The European Space Agency teamed up with the U.K.’s Raspberry Pi Foundation to hold a contest for high school students. The contest, known as the Astro Pi Challenge, required the students to program a Raspberry Pi computer with code to be run aboard the space station.
The students used the data acquired from the space station to map out Earth’s magnetic field and compared their results to data provided by the International Geomagnetic Reference Field (IGRF), which uses measurements from observatories and satellites to compute Earth’s magnetic field.
“I saw the Astro Pi challenge as an opportunity to broaden my knowledge and skill set, and it ended up introducing me to the complex but exciting reality of the practical world,” Lourenço Faria, co-author and one of the students involved in the project, said.
The IGRF data is updated every five years, so the students compared their measurements, taken in April 2021, with the latest IGRF data from 2020. They found their data differed from the IGRF results by a significant, but fixed, amount. This difference could be due to a static magnetic field inside the space station.
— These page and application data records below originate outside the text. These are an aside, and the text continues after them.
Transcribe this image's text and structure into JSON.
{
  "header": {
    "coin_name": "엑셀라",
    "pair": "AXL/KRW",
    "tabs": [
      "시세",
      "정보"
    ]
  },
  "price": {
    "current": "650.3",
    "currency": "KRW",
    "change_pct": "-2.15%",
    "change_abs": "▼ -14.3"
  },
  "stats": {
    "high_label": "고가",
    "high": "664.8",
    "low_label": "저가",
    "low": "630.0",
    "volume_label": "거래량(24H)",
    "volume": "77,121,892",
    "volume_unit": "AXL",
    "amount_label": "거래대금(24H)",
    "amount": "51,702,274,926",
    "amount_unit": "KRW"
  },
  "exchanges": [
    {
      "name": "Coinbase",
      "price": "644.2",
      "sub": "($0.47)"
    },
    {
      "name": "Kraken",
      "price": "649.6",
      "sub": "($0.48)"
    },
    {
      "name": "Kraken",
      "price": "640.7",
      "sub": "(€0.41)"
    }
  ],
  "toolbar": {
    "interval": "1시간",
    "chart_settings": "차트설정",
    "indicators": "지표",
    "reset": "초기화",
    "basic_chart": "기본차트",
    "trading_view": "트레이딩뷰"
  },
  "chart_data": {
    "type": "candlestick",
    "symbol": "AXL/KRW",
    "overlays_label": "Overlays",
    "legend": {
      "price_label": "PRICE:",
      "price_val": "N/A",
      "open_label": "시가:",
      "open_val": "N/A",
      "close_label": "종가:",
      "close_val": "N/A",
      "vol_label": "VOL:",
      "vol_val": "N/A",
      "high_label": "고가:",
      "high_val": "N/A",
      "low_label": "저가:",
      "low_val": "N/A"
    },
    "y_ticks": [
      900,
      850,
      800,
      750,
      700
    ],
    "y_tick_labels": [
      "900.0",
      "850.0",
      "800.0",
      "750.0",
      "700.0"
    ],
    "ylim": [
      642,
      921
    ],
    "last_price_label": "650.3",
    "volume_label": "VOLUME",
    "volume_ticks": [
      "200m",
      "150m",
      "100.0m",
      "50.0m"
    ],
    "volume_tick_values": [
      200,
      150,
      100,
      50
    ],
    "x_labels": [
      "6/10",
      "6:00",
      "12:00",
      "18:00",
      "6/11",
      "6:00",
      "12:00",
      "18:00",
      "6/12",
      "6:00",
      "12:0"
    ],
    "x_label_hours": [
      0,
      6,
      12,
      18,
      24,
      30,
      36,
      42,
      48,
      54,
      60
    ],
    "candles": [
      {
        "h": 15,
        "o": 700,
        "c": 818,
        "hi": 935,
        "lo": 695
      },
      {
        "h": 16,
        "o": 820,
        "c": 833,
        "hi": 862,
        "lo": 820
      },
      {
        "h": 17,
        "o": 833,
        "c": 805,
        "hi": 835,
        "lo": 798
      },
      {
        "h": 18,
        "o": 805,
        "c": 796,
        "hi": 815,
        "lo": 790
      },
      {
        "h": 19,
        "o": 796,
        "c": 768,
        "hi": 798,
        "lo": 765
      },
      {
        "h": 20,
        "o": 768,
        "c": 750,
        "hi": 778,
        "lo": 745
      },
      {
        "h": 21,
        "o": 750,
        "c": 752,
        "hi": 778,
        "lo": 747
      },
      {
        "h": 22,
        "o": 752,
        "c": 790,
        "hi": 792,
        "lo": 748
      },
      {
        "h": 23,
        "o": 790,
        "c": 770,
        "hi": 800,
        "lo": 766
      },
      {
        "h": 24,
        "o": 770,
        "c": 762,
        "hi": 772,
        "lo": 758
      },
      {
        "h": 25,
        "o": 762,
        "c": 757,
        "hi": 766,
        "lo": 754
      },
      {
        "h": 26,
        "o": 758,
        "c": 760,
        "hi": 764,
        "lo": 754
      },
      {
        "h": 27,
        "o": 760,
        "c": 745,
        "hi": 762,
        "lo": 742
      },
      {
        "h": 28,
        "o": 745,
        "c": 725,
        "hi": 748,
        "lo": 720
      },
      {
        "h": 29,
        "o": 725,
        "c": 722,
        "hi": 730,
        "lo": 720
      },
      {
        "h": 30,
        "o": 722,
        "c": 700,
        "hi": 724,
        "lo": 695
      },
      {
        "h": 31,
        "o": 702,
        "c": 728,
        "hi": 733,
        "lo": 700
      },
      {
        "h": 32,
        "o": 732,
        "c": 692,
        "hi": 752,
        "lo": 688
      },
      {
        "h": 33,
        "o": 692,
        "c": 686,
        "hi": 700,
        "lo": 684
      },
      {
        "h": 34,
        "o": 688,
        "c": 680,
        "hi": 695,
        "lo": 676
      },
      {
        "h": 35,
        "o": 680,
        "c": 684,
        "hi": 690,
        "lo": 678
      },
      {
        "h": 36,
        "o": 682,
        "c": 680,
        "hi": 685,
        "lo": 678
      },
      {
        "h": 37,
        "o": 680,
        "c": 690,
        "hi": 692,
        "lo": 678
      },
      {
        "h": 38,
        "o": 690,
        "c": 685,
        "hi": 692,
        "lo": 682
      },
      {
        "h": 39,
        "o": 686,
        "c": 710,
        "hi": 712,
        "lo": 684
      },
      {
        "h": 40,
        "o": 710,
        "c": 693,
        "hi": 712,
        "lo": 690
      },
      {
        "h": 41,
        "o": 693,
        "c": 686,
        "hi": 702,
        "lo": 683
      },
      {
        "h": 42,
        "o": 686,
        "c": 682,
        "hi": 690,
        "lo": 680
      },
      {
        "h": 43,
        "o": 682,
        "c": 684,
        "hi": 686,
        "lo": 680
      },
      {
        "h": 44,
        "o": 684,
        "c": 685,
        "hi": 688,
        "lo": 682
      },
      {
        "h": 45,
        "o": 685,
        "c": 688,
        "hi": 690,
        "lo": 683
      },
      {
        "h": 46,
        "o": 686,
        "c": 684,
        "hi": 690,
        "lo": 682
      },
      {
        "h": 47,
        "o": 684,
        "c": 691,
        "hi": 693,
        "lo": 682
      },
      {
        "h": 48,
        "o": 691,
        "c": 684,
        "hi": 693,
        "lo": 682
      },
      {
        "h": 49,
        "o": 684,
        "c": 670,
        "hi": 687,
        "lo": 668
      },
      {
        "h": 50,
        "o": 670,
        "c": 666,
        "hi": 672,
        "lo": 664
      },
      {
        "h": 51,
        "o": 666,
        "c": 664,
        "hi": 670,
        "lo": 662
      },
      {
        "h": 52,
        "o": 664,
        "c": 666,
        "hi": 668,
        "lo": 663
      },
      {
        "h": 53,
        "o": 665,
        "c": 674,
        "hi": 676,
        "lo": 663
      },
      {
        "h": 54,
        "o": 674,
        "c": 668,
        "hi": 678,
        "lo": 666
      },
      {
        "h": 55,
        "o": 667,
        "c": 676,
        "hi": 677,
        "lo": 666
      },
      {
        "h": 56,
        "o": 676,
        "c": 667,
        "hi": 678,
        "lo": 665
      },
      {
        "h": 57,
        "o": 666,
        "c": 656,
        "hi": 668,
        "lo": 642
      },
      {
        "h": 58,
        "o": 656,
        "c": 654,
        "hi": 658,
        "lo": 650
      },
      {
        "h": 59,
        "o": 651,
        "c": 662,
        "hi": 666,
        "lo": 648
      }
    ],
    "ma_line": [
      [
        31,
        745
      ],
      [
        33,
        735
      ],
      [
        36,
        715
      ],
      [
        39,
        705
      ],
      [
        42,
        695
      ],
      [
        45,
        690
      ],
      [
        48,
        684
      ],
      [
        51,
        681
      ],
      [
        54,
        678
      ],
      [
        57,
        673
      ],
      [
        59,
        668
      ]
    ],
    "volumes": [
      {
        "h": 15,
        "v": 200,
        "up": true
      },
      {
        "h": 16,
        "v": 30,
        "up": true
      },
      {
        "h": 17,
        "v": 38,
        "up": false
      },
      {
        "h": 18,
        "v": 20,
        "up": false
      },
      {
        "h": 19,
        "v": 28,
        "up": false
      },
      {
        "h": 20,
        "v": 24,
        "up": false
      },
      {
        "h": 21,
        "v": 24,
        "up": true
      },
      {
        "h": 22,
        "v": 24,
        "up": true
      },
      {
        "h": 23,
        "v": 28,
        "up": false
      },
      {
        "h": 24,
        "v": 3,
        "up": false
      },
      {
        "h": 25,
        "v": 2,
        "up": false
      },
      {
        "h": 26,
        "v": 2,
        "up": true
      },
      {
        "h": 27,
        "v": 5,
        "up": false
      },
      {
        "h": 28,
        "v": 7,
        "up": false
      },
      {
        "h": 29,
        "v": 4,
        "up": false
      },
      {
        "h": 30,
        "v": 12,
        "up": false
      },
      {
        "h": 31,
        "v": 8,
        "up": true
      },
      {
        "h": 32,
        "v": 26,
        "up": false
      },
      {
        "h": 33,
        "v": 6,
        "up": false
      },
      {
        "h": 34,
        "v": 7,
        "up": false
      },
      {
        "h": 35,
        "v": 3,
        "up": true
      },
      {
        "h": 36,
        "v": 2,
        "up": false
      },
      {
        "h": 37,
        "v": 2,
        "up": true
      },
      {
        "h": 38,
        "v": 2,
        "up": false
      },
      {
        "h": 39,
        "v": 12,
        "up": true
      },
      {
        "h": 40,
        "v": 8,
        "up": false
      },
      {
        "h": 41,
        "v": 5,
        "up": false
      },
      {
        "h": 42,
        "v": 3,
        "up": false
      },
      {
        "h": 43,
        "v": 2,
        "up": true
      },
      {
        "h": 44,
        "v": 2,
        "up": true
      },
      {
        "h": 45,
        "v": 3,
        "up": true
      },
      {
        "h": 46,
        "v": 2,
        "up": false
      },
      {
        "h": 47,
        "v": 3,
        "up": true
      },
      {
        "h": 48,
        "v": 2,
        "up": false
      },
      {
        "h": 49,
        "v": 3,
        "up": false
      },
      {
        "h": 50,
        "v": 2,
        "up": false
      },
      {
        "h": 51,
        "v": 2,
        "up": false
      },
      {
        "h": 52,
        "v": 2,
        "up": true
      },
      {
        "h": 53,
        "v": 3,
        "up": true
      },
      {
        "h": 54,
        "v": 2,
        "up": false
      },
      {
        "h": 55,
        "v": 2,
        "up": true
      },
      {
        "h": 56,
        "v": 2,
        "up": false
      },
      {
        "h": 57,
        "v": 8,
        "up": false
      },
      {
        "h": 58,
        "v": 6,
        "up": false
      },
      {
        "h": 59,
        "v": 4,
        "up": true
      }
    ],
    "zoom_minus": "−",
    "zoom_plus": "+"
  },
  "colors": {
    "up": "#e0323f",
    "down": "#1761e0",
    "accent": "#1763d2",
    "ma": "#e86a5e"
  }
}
The students repeated their analysis using another 15 orbits worth of ISS data and found a slight improvement in results. The students thought it surprising the main features of Earth’s magnetic field could be reconstructed with only three hours’ worth of measurements from their low-cost magnetometer aboard the space station.
Although this project was carried out aboard the space station, it could easily be adapted to ground-based measurements using laboratory equipment or magnetometer apps for smartphones.
“Taking measurements around the globe and sharing data via the internet or social media would make for an interesting science project that could connect students in different countries,” said Nuno Barros e Sá, co-author and faculty mentor for the students.
The article “Modeling the Earth’s magnetic field” is authored by Nuno Barros e Sá, Lourenço Faria, Bernardo Alves, and Miguel Cymbron. The article will appear in American Journal of Physics on May 23, 2022.